On the heels of Microsoft's second patent-related suit against Motorola filed Tuesday, Motorola has fired back with lawsuits of its own.
Yesterday, Motorola accused Microsoft of infringing 16 patents in its Xbox gaming console and in Windows for servers, PCs, and mobile devices, the company said. The accusations are in complaints filed in U.S. District Court for the Southern District of Florida and the Western District of Wisconsin.
The suit is one of a rash of patent cases that's broken out in the mobile-device market, with other combatants including Apple, Nokia, HTC, Google, and Oracle. Microsoft accused Motorola of infringing its patents in an October lawsuit; the second suit, filed Tuesday, accused Motorola of breaching its contract by overcharging for patents for wireless communication and video-decoding technology used in the Xbox.
Motorola has requested Microsoft stop using its patented technology and pay compensation. Here's Motorola's description of the patents it alleges Microsoft violates:
The Motorola patents directed to PC and server software relate to Windows OS, digital video coding, e-mail technology including Exchange, Messenger, and Outlook, Windows Live instant messaging, and object-oriented software architecture. The Motorola patents directed to Windows mobile software relate to Windows Marketplace, Bing maps, and object-oriented software architecture.
In a statement, Motorola issued the customary words touting its own intellectual property and regretting that Microsoft chose to bring its complaint to the courts.
"Motorola's R&D and intellectual property are of great importance to the Company and are renowned worldwide. We are committed to protecting the interests of our shareholders, customers and other stakeholders and are bringing this action against Microsoft in order to halt its infringement of key Motorola patents. Motorola has invested billions of dollars in R&D to create a deep and broad intellectual property portfolio and we will continue to do what is necessary to protect our proprietary technology," said Kirk Dailey, corporate vice president of intellectual property at Motorola Mobility. "It is unfortunate that Microsoft has chosen the litigation path rather than entering into comprehensive licensing negotiations, as Motorola has mutually beneficial licensing relationships with the great majority of technology companies industrywide."

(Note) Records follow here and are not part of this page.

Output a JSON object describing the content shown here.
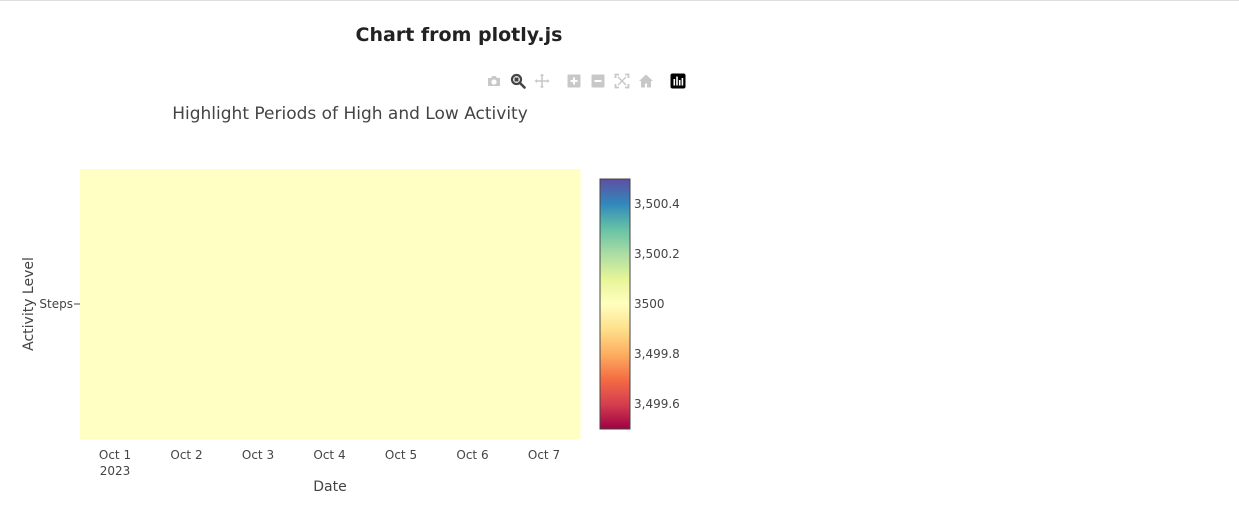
{
  "page": {
    "title": "Chart from plotly.js"
  },
  "modebar": {
    "buttons": [
      {
        "name": "camera-icon",
        "active": false
      },
      {
        "name": "zoom-icon",
        "active": true
      },
      {
        "name": "pan-icon",
        "active": false
      },
      {
        "name": "zoom-in-icon",
        "active": false
      },
      {
        "name": "zoom-out-icon",
        "active": false
      },
      {
        "name": "autoscale-icon",
        "active": false
      },
      {
        "name": "home-icon",
        "active": false
      },
      {
        "name": "plotly-logo-icon",
        "active": false
      }
    ],
    "icon_color": "#c8c8c8",
    "active_color": "#444444"
  },
  "chart_data": {
    "type": "heatmap",
    "title": "Highlight Periods of High and Low Activity",
    "xlabel": "Date",
    "ylabel": "Activity Level",
    "x": [
      "2023-10-01",
      "2023-10-02",
      "2023-10-03",
      "2023-10-04",
      "2023-10-05",
      "2023-10-06",
      "2023-10-07"
    ],
    "x_tick_labels": [
      "Oct 1",
      "Oct 2",
      "Oct 3",
      "Oct 4",
      "Oct 5",
      "Oct 6",
      "Oct 7"
    ],
    "x_tick_sublabel": "2023",
    "y": [
      "Steps"
    ],
    "z": [
      [
        3500,
        3500,
        3500,
        3500,
        3500,
        3500,
        3500
      ]
    ],
    "colorscale": "Spectral",
    "colorbar": {
      "range": [
        3499.5,
        3500.5
      ],
      "ticks": [
        3499.6,
        3499.8,
        3500,
        3500.2,
        3500.4
      ],
      "tick_labels": [
        "3,499.6",
        "3,499.8",
        "3500",
        "3,500.2",
        "3,500.4"
      ]
    },
    "cell_color": "#ffffc4"
  }
}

Update 9:55 a.m. PT: Horacio Gutierrez, Microsoft's corporate vice president and deputy general counsel of intellectual property and licensing, had this response: "We are still reviewing Motorola's filing, which we just received. This move is typical of the litigation process, and we are not surprised. We remain confident in our position and will continue to move forward with the complaints we initiated against Motorola in the U.S. District Court for the Western District of Washington and with the International Trade Commission (ITC)."